THE FORMER BAKER-BENTLEY CENTER is shown from the north, directly across Oliver Street in Owosso from Central Elementary School. The rear of the structure that faces toward the Shiawassee River, has a considerable parking area. The property may be rezoned.
(Independent Photo/Karen Mead-Elford)
by Karen Mead-Elford, co-editor
Items of business at the Owosso City Council meeting in city chambers on Tuesday, Sept. 5 included the approval of a five-year pledge to the Shiawassee Economic Development Partnership (SEDP) in the amount of $40,000 per year, along with the adoption of a professional services agreement with Robert V. Doran-Brockway for the Historic Facilities Project Director position. The Independent Contractor Agreement between the city of Owosso and Robert Doran-Brockway states that Doran-Brockway will be paid $23,400 yearly from the city’s general funds starting Friday, Sept. 1 for part-time services. Doran-Brockway will also receive $16,602 annually from the Owosso Historical Commission Funds.
A third item of business on Tuesday was about holding a public hearing over the possible rezoning of 621 W. Oliver Street (the former Baker-Bentley Center/YWCA building) from R-1 (single family residential) to OS-1 (office service district). Michael Cross, former owner of Say Computer in Caledonia Township and current owner of the new Retriever Software, Inc., expressed his interest in purchasing the Oliver Street property to house both Say Computer and Retriever Software, Inc. Cross shared that his plan is to be a “very good neighbor,” and he is cognizant of the homes, school, and traffic in the neighborhood. Also, the rear of the structure is not ADA (Americans with Disabilities Act) approved. Cross stated he plans to use the rear as the primary entrance, and understands the ADA compliance concern.
SEDP President/CEO Justin Horvath supported Cross in his endeavor to move the businesses to the Oliver Street location. Justin explained to the council that the new Retriever Software, Inc. is becoming the second largest software company in Shiawassee County, following Covenant Eyes, Inc. on W. King Street, and the business will be a boon to the city.
The public hearing date established regarding the Oliver Street property is Monday, Oct. 2 for those wishing to have further questions answered by the council.
Citizen commentary included Paula Temple conceding that due to health issues, she will not be able to continue with her petition to eliminate the recent allowance of limited alcohol/beer in Curwood Castle Park.
Mike Waltz of N. Ball Street, also approached the council over nuisance cats in his neighborhood. He shared his frustration that the cats fostered by a resident as part of Community Cats of Owosso, have been allowed to free-roam and cause destruction to property. He was reassured by council member Lori Bailey (also the organizer of Community Cats of Owosso), the animals are now restrained in an enclosed structure. Bailey explained it is the goal of the group to reduce the number of cats through the “trap, neuter, release” program. Some cats/kittens are taken into temporary foster homes like the one on Ball Street, where they are socialized and placed up for adoption. Bailey stated that part of the Ball Street problem was possibly due to another neighbor that had moved out and abandoned her cats, which is illegal.

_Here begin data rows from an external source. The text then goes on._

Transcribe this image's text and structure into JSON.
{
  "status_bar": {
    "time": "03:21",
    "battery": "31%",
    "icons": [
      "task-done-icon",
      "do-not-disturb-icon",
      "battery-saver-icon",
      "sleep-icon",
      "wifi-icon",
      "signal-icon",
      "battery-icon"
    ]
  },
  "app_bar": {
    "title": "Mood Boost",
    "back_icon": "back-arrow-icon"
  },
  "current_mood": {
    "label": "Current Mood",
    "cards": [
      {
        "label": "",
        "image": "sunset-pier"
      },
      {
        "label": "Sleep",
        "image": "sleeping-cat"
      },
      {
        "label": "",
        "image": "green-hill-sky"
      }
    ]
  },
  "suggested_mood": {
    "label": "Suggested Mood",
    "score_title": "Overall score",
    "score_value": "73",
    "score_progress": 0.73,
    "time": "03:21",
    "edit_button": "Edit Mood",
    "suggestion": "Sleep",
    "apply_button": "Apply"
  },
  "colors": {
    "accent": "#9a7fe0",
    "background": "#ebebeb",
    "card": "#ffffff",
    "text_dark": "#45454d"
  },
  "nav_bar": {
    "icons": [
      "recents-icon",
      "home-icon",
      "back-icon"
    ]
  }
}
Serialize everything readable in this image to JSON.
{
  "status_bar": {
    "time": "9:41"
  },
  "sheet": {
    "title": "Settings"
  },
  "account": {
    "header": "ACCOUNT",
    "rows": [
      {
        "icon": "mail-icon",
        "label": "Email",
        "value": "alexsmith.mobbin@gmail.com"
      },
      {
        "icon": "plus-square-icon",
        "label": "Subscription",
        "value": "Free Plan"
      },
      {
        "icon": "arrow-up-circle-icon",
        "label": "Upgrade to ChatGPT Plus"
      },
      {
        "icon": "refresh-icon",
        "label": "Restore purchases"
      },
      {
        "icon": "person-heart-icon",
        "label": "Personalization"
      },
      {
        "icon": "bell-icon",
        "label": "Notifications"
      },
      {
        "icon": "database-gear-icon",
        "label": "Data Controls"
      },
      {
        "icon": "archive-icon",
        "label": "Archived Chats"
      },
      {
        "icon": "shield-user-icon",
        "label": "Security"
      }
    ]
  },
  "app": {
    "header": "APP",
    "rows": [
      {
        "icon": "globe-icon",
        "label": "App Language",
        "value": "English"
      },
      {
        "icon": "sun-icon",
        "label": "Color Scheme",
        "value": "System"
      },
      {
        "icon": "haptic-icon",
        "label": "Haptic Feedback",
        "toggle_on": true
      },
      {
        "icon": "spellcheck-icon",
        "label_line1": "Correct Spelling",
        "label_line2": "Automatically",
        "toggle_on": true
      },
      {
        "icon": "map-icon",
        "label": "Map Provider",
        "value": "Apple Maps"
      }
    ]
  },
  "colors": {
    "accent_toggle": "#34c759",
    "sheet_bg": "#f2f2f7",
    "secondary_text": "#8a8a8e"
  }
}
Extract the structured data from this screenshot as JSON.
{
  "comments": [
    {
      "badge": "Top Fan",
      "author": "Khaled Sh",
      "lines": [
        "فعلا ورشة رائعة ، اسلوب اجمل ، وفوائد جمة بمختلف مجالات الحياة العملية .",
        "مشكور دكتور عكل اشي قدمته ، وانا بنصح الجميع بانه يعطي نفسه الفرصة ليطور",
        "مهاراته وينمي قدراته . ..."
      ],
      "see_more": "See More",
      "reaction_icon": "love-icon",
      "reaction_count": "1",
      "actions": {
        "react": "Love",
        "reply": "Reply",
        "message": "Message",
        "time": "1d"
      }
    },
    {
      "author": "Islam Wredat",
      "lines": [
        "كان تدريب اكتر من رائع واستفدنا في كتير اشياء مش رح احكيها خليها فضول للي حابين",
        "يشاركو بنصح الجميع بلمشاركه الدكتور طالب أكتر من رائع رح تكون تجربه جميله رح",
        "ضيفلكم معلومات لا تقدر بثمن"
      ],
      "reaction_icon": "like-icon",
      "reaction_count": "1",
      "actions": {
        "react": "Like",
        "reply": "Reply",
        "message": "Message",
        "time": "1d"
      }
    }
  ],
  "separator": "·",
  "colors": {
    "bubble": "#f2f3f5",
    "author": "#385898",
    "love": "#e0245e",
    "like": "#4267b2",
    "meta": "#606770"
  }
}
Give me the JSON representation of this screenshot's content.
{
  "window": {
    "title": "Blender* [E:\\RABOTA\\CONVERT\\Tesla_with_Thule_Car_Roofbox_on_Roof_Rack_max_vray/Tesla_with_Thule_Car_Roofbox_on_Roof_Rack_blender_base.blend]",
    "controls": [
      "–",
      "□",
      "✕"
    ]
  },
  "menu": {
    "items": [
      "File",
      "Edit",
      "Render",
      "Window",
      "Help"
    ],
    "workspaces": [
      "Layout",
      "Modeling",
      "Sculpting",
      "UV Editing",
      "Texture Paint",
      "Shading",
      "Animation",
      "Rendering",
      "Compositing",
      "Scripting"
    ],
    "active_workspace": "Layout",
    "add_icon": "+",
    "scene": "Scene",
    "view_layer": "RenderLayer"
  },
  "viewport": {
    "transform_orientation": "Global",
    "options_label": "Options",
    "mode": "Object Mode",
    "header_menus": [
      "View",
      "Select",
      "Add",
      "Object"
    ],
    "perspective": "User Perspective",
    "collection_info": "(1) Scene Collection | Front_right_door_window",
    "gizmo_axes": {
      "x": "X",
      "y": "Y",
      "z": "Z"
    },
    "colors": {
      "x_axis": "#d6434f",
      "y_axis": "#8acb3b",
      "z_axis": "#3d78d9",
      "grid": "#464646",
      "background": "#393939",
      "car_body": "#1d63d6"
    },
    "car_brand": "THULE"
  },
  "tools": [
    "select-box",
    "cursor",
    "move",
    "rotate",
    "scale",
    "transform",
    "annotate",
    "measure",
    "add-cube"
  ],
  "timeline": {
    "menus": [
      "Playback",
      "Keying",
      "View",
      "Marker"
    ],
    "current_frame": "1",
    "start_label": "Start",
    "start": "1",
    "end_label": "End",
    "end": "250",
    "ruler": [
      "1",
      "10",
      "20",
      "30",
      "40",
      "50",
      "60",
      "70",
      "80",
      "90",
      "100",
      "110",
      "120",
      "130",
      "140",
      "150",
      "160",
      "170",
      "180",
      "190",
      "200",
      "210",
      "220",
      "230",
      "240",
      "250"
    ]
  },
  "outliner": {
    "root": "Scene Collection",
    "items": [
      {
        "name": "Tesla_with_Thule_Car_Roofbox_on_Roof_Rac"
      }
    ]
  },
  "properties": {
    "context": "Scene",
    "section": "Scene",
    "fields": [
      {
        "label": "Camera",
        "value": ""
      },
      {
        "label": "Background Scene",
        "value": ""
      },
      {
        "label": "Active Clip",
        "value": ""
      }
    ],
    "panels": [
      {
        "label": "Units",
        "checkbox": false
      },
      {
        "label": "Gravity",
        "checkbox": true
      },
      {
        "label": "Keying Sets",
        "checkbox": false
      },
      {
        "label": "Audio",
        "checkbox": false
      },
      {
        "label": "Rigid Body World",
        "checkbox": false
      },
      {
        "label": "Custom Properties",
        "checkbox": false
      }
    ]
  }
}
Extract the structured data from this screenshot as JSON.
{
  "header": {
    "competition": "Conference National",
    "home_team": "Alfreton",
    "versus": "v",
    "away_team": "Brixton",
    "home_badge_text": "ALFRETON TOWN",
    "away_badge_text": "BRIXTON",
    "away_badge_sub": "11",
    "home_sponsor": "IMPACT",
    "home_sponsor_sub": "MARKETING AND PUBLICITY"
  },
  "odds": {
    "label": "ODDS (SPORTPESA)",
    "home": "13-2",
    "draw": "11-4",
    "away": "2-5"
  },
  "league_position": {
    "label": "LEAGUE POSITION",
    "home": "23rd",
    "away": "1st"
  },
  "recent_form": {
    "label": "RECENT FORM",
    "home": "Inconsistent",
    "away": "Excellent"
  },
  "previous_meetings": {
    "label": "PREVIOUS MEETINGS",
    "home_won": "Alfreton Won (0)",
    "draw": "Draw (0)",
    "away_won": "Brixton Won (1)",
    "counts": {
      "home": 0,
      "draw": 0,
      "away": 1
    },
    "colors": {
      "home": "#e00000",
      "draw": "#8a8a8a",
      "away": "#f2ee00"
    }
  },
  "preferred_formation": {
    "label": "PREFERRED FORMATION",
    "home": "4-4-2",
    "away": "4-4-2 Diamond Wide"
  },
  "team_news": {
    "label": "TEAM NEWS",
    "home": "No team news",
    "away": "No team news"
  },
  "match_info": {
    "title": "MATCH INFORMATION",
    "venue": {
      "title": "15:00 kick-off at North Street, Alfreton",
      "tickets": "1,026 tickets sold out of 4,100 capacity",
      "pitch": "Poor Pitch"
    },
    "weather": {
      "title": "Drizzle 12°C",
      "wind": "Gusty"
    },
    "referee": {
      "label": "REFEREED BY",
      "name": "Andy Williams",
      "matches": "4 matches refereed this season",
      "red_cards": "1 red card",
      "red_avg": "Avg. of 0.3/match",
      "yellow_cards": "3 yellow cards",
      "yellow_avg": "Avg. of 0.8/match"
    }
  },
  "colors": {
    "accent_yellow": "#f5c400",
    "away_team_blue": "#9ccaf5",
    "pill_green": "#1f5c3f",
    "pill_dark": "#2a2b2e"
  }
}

Randy Walter, who resides with his girlfriend on Mason Street, approached the council over his pet ducks. He purchased the ducks for his girlfriend after another pet had died to help her with grieving. He claimed the ducks are essentially therapy animals for his girlfriend, and he wants to keep them, though farm animals are prohibited under city ordinance. The topic of therapy animal guidelines was discussed amongst council members. City attorney William Brown was asked to develop legal framework regarding the issue.